▶ **How to complete this task**:
Reproduce all the data, character for character.

▶ **Input records**:
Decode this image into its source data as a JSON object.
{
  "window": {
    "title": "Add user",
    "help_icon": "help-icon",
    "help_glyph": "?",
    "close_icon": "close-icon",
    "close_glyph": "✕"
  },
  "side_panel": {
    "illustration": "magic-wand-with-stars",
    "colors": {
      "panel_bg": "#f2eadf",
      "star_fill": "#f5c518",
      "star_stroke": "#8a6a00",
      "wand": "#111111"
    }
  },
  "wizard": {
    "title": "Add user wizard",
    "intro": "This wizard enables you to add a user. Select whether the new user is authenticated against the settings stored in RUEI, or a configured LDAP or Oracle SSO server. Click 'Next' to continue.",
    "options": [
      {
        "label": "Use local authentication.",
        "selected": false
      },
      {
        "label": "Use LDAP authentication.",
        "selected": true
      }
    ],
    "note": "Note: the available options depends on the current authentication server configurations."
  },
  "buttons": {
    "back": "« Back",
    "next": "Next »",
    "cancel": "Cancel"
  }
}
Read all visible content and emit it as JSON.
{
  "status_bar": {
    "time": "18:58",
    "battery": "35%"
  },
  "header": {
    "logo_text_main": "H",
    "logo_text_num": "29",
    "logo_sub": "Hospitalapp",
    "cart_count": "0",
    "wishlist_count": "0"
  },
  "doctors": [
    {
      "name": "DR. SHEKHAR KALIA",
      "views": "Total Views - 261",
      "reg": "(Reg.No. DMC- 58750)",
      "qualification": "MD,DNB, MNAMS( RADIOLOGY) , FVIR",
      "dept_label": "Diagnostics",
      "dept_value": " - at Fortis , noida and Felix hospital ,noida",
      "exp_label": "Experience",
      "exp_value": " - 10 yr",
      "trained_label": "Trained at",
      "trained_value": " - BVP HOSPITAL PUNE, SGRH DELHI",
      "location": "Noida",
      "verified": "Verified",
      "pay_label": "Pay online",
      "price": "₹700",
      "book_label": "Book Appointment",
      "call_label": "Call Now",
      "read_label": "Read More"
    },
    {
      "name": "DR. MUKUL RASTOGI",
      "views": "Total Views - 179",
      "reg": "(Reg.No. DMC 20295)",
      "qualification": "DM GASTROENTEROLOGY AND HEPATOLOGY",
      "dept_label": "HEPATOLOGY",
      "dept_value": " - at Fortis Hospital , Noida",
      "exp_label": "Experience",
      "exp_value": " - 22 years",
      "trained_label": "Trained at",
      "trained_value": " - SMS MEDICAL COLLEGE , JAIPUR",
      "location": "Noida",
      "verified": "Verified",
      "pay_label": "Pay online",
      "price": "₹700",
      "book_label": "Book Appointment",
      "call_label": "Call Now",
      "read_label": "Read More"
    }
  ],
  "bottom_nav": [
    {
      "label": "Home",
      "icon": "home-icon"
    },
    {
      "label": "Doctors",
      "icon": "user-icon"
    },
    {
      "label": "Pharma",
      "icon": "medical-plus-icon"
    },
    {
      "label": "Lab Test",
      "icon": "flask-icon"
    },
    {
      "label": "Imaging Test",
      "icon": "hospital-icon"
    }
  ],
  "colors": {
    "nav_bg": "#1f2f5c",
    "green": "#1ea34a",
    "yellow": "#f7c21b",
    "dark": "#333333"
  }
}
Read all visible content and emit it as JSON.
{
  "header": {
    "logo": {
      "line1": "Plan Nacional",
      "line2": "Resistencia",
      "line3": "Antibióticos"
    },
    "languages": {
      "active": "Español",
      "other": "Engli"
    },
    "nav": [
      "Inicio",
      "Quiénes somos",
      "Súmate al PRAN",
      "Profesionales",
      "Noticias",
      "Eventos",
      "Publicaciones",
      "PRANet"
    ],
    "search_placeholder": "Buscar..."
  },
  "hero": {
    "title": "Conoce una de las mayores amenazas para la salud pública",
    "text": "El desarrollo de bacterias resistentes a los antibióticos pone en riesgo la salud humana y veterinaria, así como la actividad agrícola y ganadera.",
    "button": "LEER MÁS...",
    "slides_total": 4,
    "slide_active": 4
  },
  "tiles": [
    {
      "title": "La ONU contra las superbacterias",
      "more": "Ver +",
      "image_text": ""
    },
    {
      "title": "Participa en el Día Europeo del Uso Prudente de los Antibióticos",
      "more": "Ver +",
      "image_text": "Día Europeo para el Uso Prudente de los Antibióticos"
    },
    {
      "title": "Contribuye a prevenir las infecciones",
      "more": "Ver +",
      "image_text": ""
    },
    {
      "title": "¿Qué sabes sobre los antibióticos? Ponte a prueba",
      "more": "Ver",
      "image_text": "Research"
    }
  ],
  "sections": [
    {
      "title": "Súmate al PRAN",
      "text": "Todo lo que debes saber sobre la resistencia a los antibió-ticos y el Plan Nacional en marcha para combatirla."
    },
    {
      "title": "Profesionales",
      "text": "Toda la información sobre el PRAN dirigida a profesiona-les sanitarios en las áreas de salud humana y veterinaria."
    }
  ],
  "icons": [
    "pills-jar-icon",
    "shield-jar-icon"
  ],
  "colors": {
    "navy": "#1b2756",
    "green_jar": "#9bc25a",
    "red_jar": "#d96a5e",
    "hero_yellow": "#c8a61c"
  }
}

▶ **Reply to the task**:
Decode this image into its source data as a JSON object.
{
  "window": {
    "title": "Add user",
    "help_icon": "help-icon",
    "help_glyph": "?",
    "close_icon": "close-icon",
    "close_glyph": "✕"
  },
  "side_panel": {
    "illustration": "magic-wand-with-stars",
    "colors": {
      "panel_bg": "#f2eadf",
      "star_fill": "#f5c518",
      "star_stroke": "#8a6a00",
      "wand": "#111111"
    }
  },
  "wizard": {
    "title": "Add user wizard",
    "intro": "This wizard enables you to add a user. Select whether the new user is authenticated against the settings stored in RUEI, or a configured LDAP or Oracle SSO server. Click 'Next' to continue.",
    "options": [
      {
        "label": "Use local authentication.",
        "selected": false
      },
      {
        "label": "Use LDAP authentication.",
        "selected": true
      }
    ],
    "note": "Note: the available options depends on the current authentication server configurations."
  },
  "buttons": {
    "back": "« Back",
    "next": "Next »",
    "cancel": "Cancel"
  }
}
Read all visible content and emit it as JSON.
{
  "status_bar": {
    "time": "18:58",
    "battery": "35%"
  },
  "header": {
    "logo_text_main": "H",
    "logo_text_num": "29",
    "logo_sub": "Hospitalapp",
    "cart_count": "0",
    "wishlist_count": "0"
  },
  "doctors": [
    {
      "name": "DR. SHEKHAR KALIA",
      "views": "Total Views - 261",
      "reg": "(Reg.No. DMC- 58750)",
      "qualification": "MD,DNB, MNAMS( RADIOLOGY) , FVIR",
      "dept_label": "Diagnostics",
      "dept_value": " - at Fortis , noida and Felix hospital ,noida",
      "exp_label": "Experience",
      "exp_value": " - 10 yr",
      "trained_label": "Trained at",
      "trained_value": " - BVP HOSPITAL PUNE, SGRH DELHI",
      "location": "Noida",
      "verified": "Verified",
      "pay_label": "Pay online",
      "price": "₹700",
      "book_label": "Book Appointment",
      "call_label": "Call Now",
      "read_label": "Read More"
    },
    {
      "name": "DR. MUKUL RASTOGI",
      "views": "Total Views - 179",
      "reg": "(Reg.No. DMC 20295)",
      "qualification": "DM GASTROENTEROLOGY AND HEPATOLOGY",
      "dept_label": "HEPATOLOGY",
      "dept_value": " - at Fortis Hospital , Noida",
      "exp_label": "Experience",
      "exp_value": " - 22 years",
      "trained_label": "Trained at",
      "trained_value": " - SMS MEDICAL COLLEGE , JAIPUR",
      "location": "Noida",
      "verified": "Verified",
      "pay_label": "Pay online",
      "price": "₹700",
      "book_label": "Book Appointment",
      "call_label": "Call Now",
      "read_label": "Read More"
    }
  ],
  "bottom_nav": [
    {
      "label": "Home",
      "icon": "home-icon"
    },
    {
      "label": "Doctors",
      "icon": "user-icon"
    },
    {
      "label": "Pharma",
      "icon": "medical-plus-icon"
    },
    {
      "label": "Lab Test",
      "icon": "flask-icon"
    },
    {
      "label": "Imaging Test",
      "icon": "hospital-icon"
    }
  ],
  "colors": {
    "nav_bg": "#1f2f5c",
    "green": "#1ea34a",
    "yellow": "#f7c21b",
    "dark": "#333333"
  }
}
Read all visible content and emit it as JSON.
{
  "header": {
    "logo": {
      "line1": "Plan Nacional",
      "line2": "Resistencia",
      "line3": "Antibióticos"
    },
    "languages": {
      "active": "Español",
      "other": "Engli"
    },
    "nav": [
      "Inicio",
      "Quiénes somos",
      "Súmate al PRAN",
      "Profesionales",
      "Noticias",
      "Eventos",
      "Publicaciones",
      "PRANet"
    ],
    "search_placeholder": "Buscar..."
  },
  "hero": {
    "title": "Conoce una de las mayores amenazas para la salud pública",
    "text": "El desarrollo de bacterias resistentes a los antibióticos pone en riesgo la salud humana y veterinaria, así como la actividad agrícola y ganadera.",
    "button": "LEER MÁS...",
    "slides_total": 4,
    "slide_active": 4
  },
  "tiles": [
    {
      "title": "La ONU contra las superbacterias",
      "more": "Ver +",
      "image_text": ""
    },
    {
      "title": "Participa en el Día Europeo del Uso Prudente de los Antibióticos",
      "more": "Ver +",
      "image_text": "Día Europeo para el Uso Prudente de los Antibióticos"
    },
    {
      "title": "Contribuye a prevenir las infecciones",
      "more": "Ver +",
      "image_text": ""
    },
    {
      "title": "¿Qué sabes sobre los antibióticos? Ponte a prueba",
      "more": "Ver",
      "image_text": "Research"
    }
  ],
  "sections": [
    {
      "title": "Súmate al PRAN",
      "text": "Todo lo que debes saber sobre la resistencia a los antibió-ticos y el Plan Nacional en marcha para combatirla."
    },
    {
      "title": "Profesionales",
      "text": "Toda la información sobre el PRAN dirigida a profesiona-les sanitarios en las áreas de salud humana y veterinaria."
    }
  ],
  "icons": [
    "pills-jar-icon",
    "shield-jar-icon"
  ],
  "colors": {
    "navy": "#1b2756",
    "green_jar": "#9bc25a",
    "red_jar": "#d96a5e",
    "hero_yellow": "#c8a61c"
  }
}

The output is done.